The Bush administration unveiled its request last month to cut funding for the 21st Century Community Learning Centers (CLC) program by 40 percent for fiscal 2004. This is not good news. But it is not surprising.
|Youth Today: Policy, Policy, Policy||
By Karen Pittman, May 2001
I hate receptions and cocktail parties. One reason is that I am basically anti-social. Another is that I hate the inevitable question, “What do you do?,” which seems simple but is difficult to answer. In an effort to steer people away from thinking that I work directly with youth (something I haven’t done for going on 30 years), I often state that I do youth policy research. Then comes the question, “What is youth policy? Does the U.S. have a youth policy or a set of youth policies?”
|Youth Today: Paint By Numbers||
By Karen Pittman, April 2001
Technology doesn’t always improve lives or even save time.
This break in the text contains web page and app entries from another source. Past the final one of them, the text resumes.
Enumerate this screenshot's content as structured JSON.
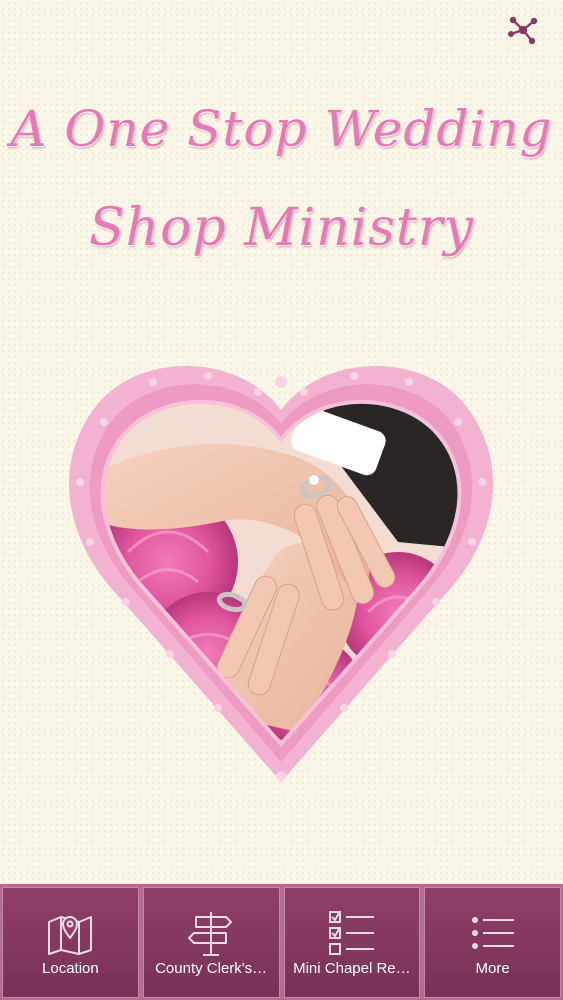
{
  "header": {
    "title_line1": "A One Stop Wedding",
    "title_line2": "Shop Ministry",
    "share_icon": "share-network-icon"
  },
  "hero": {
    "icon": "heart-frame-photo"
  },
  "tabbar": {
    "tabs": [
      {
        "label": "Location",
        "icon": "map-pin-icon"
      },
      {
        "label": "County Clerk's…",
        "icon": "signpost-icon"
      },
      {
        "label": "Mini Chapel Re…",
        "icon": "checklist-icon"
      },
      {
        "label": "More",
        "icon": "list-icon"
      }
    ]
  },
  "colors": {
    "background": "#fbf7e8",
    "title_pink": "#e779b6",
    "tab_bg": "#8f3f67",
    "frame_pink": "#f0a6c8",
    "share_icon": "#8a3a64"
  }
}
So I’m always delighted to find quiet ways in which technology is making a positive difference.
|Youth Today: Out of the Inbox and Into the Streets||
Column time: I reached for the “recent research” inbox and pulled out five studies – three national surveys, two major evaluations – and started to read, looking for common themes. Good stuff.
|Youth Today: Out at School||
By Karen Pittman, September 2003
In July, the New York Post broke the news about the city of New York's decision to open Harvey Milk High School, the first accredited school in the country for gay, lesbian, bisexual and transgender (GLBT) youth. The Department of Education has run a small alternative program for such youth for two decades, but the $3.2 million renovation budget to create a stand-alone school marks a new level of visibility and commitment.
|Youth Today: Opportunity Knocks||
By Karen Pittman, March/April 1997
Voluntary action. Organizations, associations, corporations across the country are being called upon to make significant, new commitments toward ensuring that more children and youth in the United States have a caring adult, a healthy start, safe places to learn and grow, education for marketable skills and opportunities to give back through services. LensCrafters will give one million eye exams to low-income citizens, many of them children and youth. Kimberly Clark, in partnership with Kaboom, has committed to build playgrounds.